* YOUR TASK *
Below are some entries. Copy each line in them that holds "label".

Web page and app entries
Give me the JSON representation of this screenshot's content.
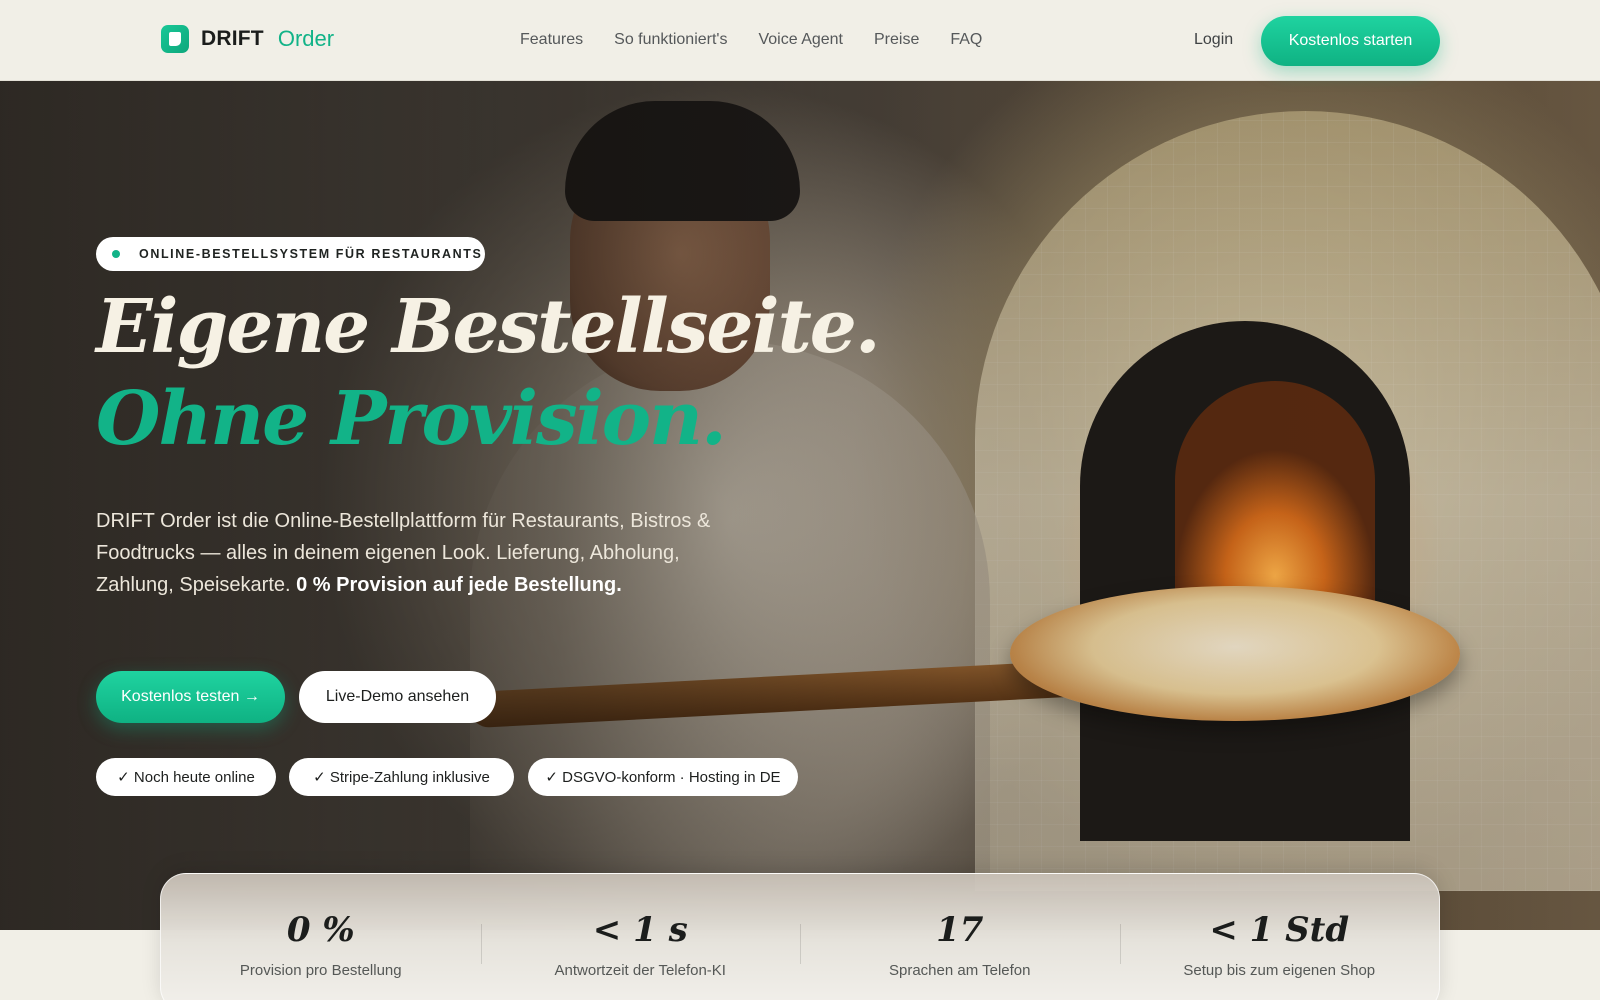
{
  "nav": {
    "logo_text": "DRIFT",
    "logo_accent": "Order",
    "links": [
      "Features",
      "So funktioniert's",
      "Voice Agent",
      "Preise",
      "FAQ"
    ],
    "login": "Login",
    "cta": "Kostenlos starten"
  },
  "hero": {
    "badge": "ONLINE-BESTELLSYSTEM FÜR RESTAURANTS",
    "headline_line1": "Eigene Bestellseite.",
    "headline_line2": "Ohne Provision.",
    "description": "DRIFT Order ist die Online-Bestellplattform für Restaurants, Bistros & Foodtrucks — alles in deinem eigenen Look. Lieferung, Abholung, Zahlung, Speisekarte.",
    "description_bold": "0 % Provision auf jede Bestellung.",
    "primary_button": "Kostenlos testen →",
    "secondary_button": "Live-Demo ansehen",
    "pills": [
      "✓ Noch heute online",
      "✓ Stripe-Zahlung inklusive",
      "✓ DSGVO-konform · Hosting in DE"
    ]
  },
  "stats": [
    {
      "value": "0 %",
      "label": "Provision pro Bestellung"
    },
    {
      "value": "< 1 s",
      "label": "Antwortzeit der Telefon-KI"
    },
    {
      "value": "17",
      "label": "Sprachen am Telefon"
    },
    {
      "value": "< 1 Std",
      "label": "Setup bis zum eigenen Shop"
    }
  ],
  "colors": {
    "accent": "#12b388",
    "background": "#f1efe7",
    "text_dark": "#1b1d1c"
  },
  "icons": {
    "logo": "drift-logo-icon",
    "badge_dot": "status-dot-icon"
  }
}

* TASK RESULT *
      "label": "Provision pro Bestellung"
      "label": "Antwortzeit der Telefon-KI"
      "label": "Sprachen am Telefon"
      "label": "Setup bis zum eigenen Shop"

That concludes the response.